One of our clients, Hulu, uses the service experience as a way to drive Emotional Loyalty. Early reads on our service innovations indicate 82.4 percent of viewers have a propensity to leverage them, which can translate to a 50 percent reduction in weekly active support hours and the associated operating costs.
Other metrics to watch include Frequency of Visit, Customer Lifetime Value and Cross-Sell Rate.
What Actions Improve Emotional Loyalty?
1. The Marketing Approach
The path to Emotional Loyalty begins with a robust content plan: blog posts, social media interaction, short YouTube videos and more. Each piece of content must be concise, relevant and actionable; customers have little patience for endless blocks of text or glaringly outdated pieces. A multi-channel approach ensures that customers keep your brand top-of-mind regardless of how they stay connected and presents a variety of content options.
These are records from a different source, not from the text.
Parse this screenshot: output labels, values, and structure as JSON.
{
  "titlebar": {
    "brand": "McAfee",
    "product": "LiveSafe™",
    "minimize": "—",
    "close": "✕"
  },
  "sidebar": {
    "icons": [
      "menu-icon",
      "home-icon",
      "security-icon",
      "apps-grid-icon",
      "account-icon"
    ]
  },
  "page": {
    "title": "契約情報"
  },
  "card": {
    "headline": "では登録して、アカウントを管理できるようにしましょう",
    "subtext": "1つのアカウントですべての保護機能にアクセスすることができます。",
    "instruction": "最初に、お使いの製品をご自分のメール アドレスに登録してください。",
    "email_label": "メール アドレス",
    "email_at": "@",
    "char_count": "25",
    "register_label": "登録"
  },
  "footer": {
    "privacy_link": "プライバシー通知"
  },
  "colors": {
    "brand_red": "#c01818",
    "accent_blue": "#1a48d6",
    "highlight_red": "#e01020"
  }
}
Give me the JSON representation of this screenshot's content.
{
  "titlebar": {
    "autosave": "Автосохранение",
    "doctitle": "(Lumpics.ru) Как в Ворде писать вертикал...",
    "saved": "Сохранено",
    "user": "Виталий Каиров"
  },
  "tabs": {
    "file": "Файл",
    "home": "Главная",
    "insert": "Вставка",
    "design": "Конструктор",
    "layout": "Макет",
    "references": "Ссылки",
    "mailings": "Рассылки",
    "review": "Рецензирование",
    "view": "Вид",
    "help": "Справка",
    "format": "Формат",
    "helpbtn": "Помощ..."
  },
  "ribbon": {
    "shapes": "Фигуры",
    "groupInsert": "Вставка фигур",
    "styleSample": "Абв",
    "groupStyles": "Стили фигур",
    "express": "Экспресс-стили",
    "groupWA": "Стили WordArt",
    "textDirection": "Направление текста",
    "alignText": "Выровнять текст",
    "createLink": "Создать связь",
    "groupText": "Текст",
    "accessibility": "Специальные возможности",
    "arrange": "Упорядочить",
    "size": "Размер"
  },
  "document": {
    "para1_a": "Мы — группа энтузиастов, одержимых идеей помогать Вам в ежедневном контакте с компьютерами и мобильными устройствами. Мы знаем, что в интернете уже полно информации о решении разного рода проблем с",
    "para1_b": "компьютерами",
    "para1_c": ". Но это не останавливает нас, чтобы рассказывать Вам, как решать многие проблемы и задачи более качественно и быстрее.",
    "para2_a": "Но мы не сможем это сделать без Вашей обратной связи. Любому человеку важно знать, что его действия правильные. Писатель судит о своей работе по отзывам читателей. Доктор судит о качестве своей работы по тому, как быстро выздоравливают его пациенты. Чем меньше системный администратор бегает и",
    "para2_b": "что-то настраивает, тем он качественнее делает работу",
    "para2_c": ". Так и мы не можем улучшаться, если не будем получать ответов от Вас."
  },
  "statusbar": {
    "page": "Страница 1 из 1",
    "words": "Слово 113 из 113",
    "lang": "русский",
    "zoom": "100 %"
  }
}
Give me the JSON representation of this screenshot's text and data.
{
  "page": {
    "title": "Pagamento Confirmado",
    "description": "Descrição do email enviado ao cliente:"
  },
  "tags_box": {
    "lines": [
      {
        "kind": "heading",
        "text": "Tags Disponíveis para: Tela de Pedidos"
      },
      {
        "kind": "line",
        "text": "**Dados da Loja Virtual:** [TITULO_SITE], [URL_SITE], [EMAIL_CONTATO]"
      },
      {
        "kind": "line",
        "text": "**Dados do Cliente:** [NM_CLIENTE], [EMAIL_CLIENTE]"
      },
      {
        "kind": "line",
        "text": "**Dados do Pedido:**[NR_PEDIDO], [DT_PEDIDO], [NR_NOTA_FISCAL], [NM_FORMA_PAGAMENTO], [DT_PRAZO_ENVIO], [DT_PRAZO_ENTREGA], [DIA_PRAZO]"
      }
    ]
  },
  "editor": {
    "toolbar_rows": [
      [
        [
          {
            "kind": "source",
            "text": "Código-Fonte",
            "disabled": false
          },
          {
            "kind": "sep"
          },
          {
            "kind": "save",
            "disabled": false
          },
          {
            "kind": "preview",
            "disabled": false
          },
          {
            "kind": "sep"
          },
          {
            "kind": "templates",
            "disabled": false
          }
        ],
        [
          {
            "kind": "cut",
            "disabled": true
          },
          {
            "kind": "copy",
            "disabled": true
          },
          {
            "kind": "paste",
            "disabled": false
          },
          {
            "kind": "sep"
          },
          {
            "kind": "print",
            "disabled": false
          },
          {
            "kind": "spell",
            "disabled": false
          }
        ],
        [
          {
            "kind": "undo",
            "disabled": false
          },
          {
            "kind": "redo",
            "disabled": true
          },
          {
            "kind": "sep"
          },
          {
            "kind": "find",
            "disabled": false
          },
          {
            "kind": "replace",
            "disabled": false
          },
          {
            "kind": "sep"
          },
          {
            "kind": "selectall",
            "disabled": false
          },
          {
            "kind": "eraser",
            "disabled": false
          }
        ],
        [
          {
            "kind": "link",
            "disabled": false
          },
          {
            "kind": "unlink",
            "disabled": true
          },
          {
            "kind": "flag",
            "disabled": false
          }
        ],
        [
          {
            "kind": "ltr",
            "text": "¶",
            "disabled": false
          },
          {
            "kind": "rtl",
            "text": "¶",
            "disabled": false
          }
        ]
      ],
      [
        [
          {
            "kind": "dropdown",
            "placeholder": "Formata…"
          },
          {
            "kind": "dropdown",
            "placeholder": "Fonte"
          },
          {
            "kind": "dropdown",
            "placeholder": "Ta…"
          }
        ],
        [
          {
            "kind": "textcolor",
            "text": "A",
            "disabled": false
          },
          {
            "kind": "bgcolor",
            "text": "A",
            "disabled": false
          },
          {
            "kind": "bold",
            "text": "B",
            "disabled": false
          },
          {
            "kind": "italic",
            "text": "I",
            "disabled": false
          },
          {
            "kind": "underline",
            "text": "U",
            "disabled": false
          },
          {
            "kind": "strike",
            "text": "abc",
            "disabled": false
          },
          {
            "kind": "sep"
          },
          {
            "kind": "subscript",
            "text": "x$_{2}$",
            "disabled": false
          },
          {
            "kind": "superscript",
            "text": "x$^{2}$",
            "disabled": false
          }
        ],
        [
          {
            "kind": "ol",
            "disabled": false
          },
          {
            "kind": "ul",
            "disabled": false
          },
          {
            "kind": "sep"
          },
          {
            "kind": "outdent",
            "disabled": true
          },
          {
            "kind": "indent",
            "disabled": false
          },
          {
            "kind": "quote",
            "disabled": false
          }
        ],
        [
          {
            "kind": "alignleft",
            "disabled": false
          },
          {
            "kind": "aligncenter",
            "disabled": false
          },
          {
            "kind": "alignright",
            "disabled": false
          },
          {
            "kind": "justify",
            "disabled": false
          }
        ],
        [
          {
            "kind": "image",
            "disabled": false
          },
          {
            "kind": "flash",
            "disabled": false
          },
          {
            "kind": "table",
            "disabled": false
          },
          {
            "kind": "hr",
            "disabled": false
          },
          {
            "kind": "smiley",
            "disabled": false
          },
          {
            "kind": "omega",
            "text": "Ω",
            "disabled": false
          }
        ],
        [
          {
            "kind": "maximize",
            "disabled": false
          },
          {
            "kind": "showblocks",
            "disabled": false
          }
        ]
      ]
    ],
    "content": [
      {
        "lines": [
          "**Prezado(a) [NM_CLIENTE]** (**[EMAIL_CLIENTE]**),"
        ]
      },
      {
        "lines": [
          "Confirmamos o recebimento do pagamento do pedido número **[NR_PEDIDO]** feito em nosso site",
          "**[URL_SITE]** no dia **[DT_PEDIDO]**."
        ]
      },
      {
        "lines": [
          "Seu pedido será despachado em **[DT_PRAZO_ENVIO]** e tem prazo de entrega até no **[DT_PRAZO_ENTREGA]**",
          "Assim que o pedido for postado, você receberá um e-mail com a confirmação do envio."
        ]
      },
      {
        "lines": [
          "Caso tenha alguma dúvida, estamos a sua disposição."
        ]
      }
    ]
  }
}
To further elevate, establish a Loyalty and Engagement Plan. This may include offering customers both tangible and intangible benefits for their continued business—discounts, early access and concierge services are effective, but so are personalized, hand-written notes on their birthdays. A great plan finds the intersection of what your customers care about most and what you’re most uniquely positioned to offer. And don’t let fear of scaling stop you – even micro experiences have the potential to go viral and become an amazing story for your brand.
2. The Data & Technology Approach
Invest in your Data Strategy and Audience Segmentation Strategy. Personalization takes many forms and is fueled by your data assets. Individual messaging, or hyper-personalization, requires a robust eco-system of data and content management powered by AI and machine-learning algorithms. “One-to-many” messaging can be achieved with a well-defined segmentation strategy and audience planning. No matter where your brand is in its data and technology journey, there’s always more opportunity to harness these strategies.
And remember the importance of employee enablement. Too often technology and data investments fall short on their ROI promise due to lack of adoption (or understanding) of the modern tools in the toolkit. Have an enablement plan – and change management plan when there’s resistance – should be part of the business case and ‘I’ in ROI.
3. The Community and Public Relations Approach
In today’s economic, social and political climate, the winners are brands that engage in philanthropy. In its 2020 “Strength of Purpose” study, Zeno Group found that customers were four times more likely to patronize brands that share their same morals and stood by them by running charitable campaigns. These customers were also six times more likely to stick with a brand during trying times.
Strengthen your fund-raising campaigns by communicating how the cause itself was chosen. Customers prefer to engage in campaigns that they perceive as particularly relevant to your values, such as a food service company offering meals to underserved communities or a company supporting breast cancer awareness should the CEO receive that diagnosis. Thank customers and employees for their support and offer specific benchmarks for donors to reach—in the earlier example, it’s communicating that a donation of 25 dollars could be used to purchase a full meal kit. Don’t forget to match donations, which is considered a given these days.
In Rightpoint’s relentless pursuit to make everything work better, we love partnering with our clients to tackle the challenges of building Emotional Loyalty. From our strategists and analysts to our researchers and technologists, we put ourselves in your customers’ shoes to critically and creatively discover the solution.
Get in touch with Rightpoint today to learn more about how Emotional Loyalty can help forge deeper connections with your customers!